We wait for the day when we celebrate the day of the baby Jesus birth. His light and his wisdom, has been celebrated for millennium. It can be a magical time of year. We prepare in our own ways. In our church we have the advent wreath. Each Sunday in advent we light a candle. This week we light one candle. Next week it will be two candles until all the candles are all lit and it will be Christmas.

Much has been said about how the meaning of Christmas has gotten mired in the commercialization of the season. I would argue that this advent season is still very much alive in the hearts and minds of many of us. While we wait for the coming of Jesus, we serve. Yesterday, many of you were ringing Salvation Army bells so that there will be assistance for those who are in crisis in the coming year. There are many living in poverty in Lucas County. Last Friday I served as a counselor at the Chariton food pantry. I visited with over twenty people who came to get some help so they could put food on their tables.

The food pantry always receives more donations during this time of year. People seem more generous during the Christmas season. They understand the need to serve their brothers and sisters. I believe that people really do feel a Christmas spirit in their lives. We play an important part in that spirit. Wishing others peace and good will can become infectious.

I have often talked about the ripple effect. What we do and say can have a powerful effect on so many others and not just the people we directly interact with. When you give someone a warm heartfelt greeting it affects that person and it changes them. It also changes the way they feel about you and others in their lives.

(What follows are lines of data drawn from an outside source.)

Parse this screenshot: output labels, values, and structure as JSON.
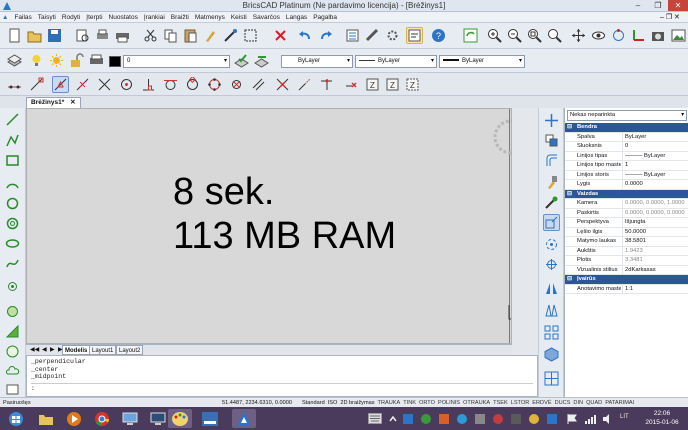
{
  "app": {
    "title": "BricsCAD Platinum (Ne pardavimo licencija) - [Brėžinys1]",
    "logo_icon": "bricscad-logo-icon"
  },
  "menu": [
    "Failas",
    "Taisyti",
    "Rodyti",
    "Įterpti",
    "Nuostatos",
    "Įrankiai",
    "Braižti",
    "Matmenys",
    "Keisti",
    "Savarčos",
    "Langas",
    "Pagalba"
  ],
  "toolbar2": {
    "layer_value": "0",
    "color_value": "ByLayer",
    "linetype_value": "ByLayer",
    "lineweight_value": "ByLayer"
  },
  "document": {
    "tab": "Brėžinys1*",
    "canvas_line1": "8 sek.",
    "canvas_line2": "113 MB RAM"
  },
  "layout_tabs": [
    "Modelis",
    "Layout1",
    "Layout2"
  ],
  "command_lines": [
    "_perpendicular",
    "_center",
    "_midpoint",
    ":"
  ],
  "properties": {
    "selector": "Nekas neparinkta",
    "rows": [
      {
        "type": "cat",
        "label": "Bendra"
      },
      {
        "type": "row",
        "label": "Spalva",
        "value": "ByLayer"
      },
      {
        "type": "row",
        "label": "Sluoksnis",
        "value": "0"
      },
      {
        "type": "row",
        "label": "Linijos tipas",
        "value": "——— ByLayer"
      },
      {
        "type": "row",
        "label": "Linijos tipo mastel",
        "value": "1"
      },
      {
        "type": "row",
        "label": "Linijos storis",
        "value": "——— ByLayer"
      },
      {
        "type": "row",
        "label": "Lygis",
        "value": "0.0000"
      },
      {
        "type": "cat",
        "label": "Vaizdas"
      },
      {
        "type": "row",
        "label": "Kamera",
        "value": "0.0000, 0.0000, 1.0000",
        "dim": true
      },
      {
        "type": "row",
        "label": "Paskirtis",
        "value": "0.0000, 0.0000, 0.0000",
        "dim": true
      },
      {
        "type": "row",
        "label": "Perspektyva",
        "value": "Išjungta"
      },
      {
        "type": "row",
        "label": "Lęšio ilgis",
        "value": "50.0000"
      },
      {
        "type": "row",
        "label": "Matymo laukas",
        "value": "38.5801"
      },
      {
        "type": "row",
        "label": "Aukštis",
        "value": "1.9423",
        "dim": true
      },
      {
        "type": "row",
        "label": "Plotis",
        "value": "3.3481",
        "dim": true
      },
      {
        "type": "row",
        "label": "Vizualinis stilius",
        "value": "2dKarkasas"
      },
      {
        "type": "cat",
        "label": "Įvairūs"
      },
      {
        "type": "row",
        "label": "Anotavimo mastel",
        "value": "1:1"
      }
    ]
  },
  "status": {
    "left": "Pasiruošęs",
    "coords": "51.4487, 2234.6310, 0.0000",
    "items": [
      "Standard",
      "ISO",
      "2D braižymas",
      "TRAUKA",
      "TINK",
      "ORTO",
      "POLINIS",
      "OTRAUKA",
      "TSEK",
      "LSTOR",
      "ERDVĖ",
      "DUCS",
      "DIN",
      "QUAD",
      "PATARIMAI"
    ]
  },
  "taskbar": {
    "lang": "LIT",
    "time": "22:06",
    "date": "2015-01-06"
  },
  "colors": {
    "accent": "#2b5797",
    "canvas": "#d8d8d8",
    "taskbar": "#4a3a5c"
  }
}
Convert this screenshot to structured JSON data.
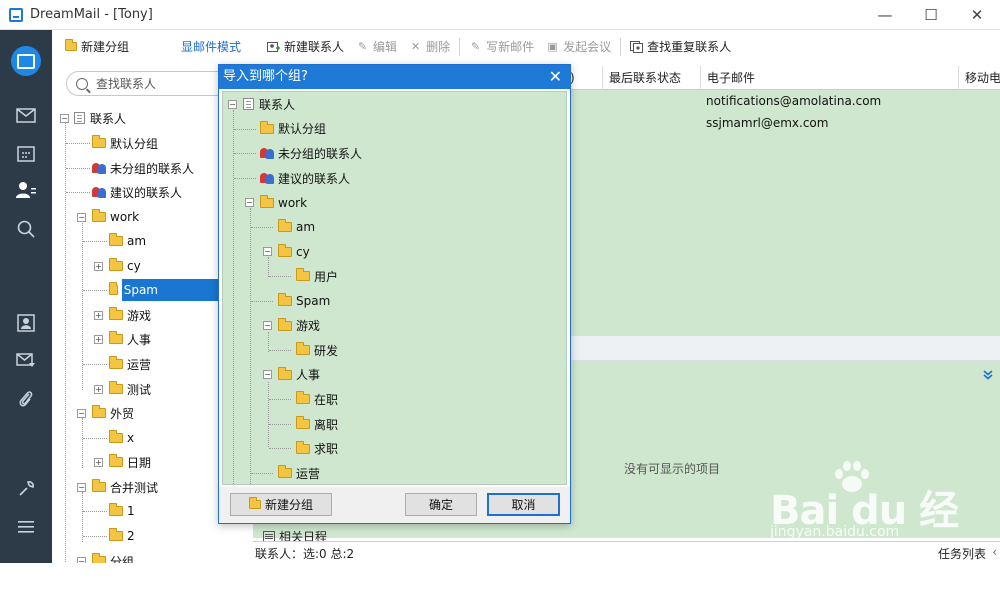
{
  "window": {
    "title": "DreamMail - [Tony]",
    "minimize": "—",
    "maximize": "☐",
    "close": "✕"
  },
  "toolbar": {
    "new_group": "新建分组",
    "show_mail_mode": "显邮件模式",
    "new_contact": "新建联系人",
    "edit": "编辑",
    "delete": "删除",
    "write_mail": "写新邮件",
    "start_meeting": "发起会议",
    "find_duplicates": "查找重复联系人"
  },
  "search": {
    "placeholder": "查找联系人"
  },
  "tree": {
    "items": [
      {
        "label": "联系人",
        "icon": "book-icon"
      },
      {
        "label": "默认分组",
        "icon": "folder-icon"
      },
      {
        "label": "未分组的联系人",
        "icon": "people-icon"
      },
      {
        "label": "建议的联系人",
        "icon": "people-icon"
      },
      {
        "label": "work",
        "icon": "folder-icon"
      },
      {
        "label": "am",
        "icon": "folder-icon"
      },
      {
        "label": "cy",
        "icon": "folder-icon"
      },
      {
        "label": "Spam",
        "icon": "folder-icon"
      },
      {
        "label": "游戏",
        "icon": "folder-icon"
      },
      {
        "label": "人事",
        "icon": "folder-icon"
      },
      {
        "label": "运营",
        "icon": "folder-icon"
      },
      {
        "label": "测试",
        "icon": "folder-icon"
      },
      {
        "label": "外贸",
        "icon": "folder-icon"
      },
      {
        "label": "x",
        "icon": "folder-icon"
      },
      {
        "label": "日期",
        "icon": "folder-icon"
      },
      {
        "label": "合并测试",
        "icon": "folder-icon"
      },
      {
        "label": "1",
        "icon": "folder-icon"
      },
      {
        "label": "2",
        "icon": "folder-icon"
      },
      {
        "label": "分组",
        "icon": "folder-icon"
      }
    ]
  },
  "list": {
    "columns": [
      ")",
      "最后联系状态",
      "电子邮件",
      "移动电"
    ],
    "rows": [
      {
        "email": "notifications@amolatina.com"
      },
      {
        "email": "ssjmamrl@emx.com"
      }
    ]
  },
  "detail": {
    "empty_text": "没有可显示的项目",
    "calendar_label": "相关日程"
  },
  "status": {
    "left": "联系人：选:0 总:2",
    "right": "任务列表"
  },
  "dialog": {
    "title": "导入到哪个组?",
    "items": [
      {
        "label": "联系人"
      },
      {
        "label": "默认分组"
      },
      {
        "label": "未分组的联系人"
      },
      {
        "label": "建议的联系人"
      },
      {
        "label": "work"
      },
      {
        "label": "am"
      },
      {
        "label": "cy"
      },
      {
        "label": "用户"
      },
      {
        "label": "Spam"
      },
      {
        "label": "游戏"
      },
      {
        "label": "研发"
      },
      {
        "label": "人事"
      },
      {
        "label": "在职"
      },
      {
        "label": "离职"
      },
      {
        "label": "求职"
      },
      {
        "label": "运营"
      }
    ],
    "new_group_button": "新建分组",
    "ok_button": "确定",
    "cancel_button": "取消"
  },
  "watermark": {
    "brand": "Bai du 经验",
    "url": "jingyan.baidu.com"
  }
}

This season of advent, open yourself up to the love of the Holy Spirit. Let it shine in you and the world will be a brighter place.

Amen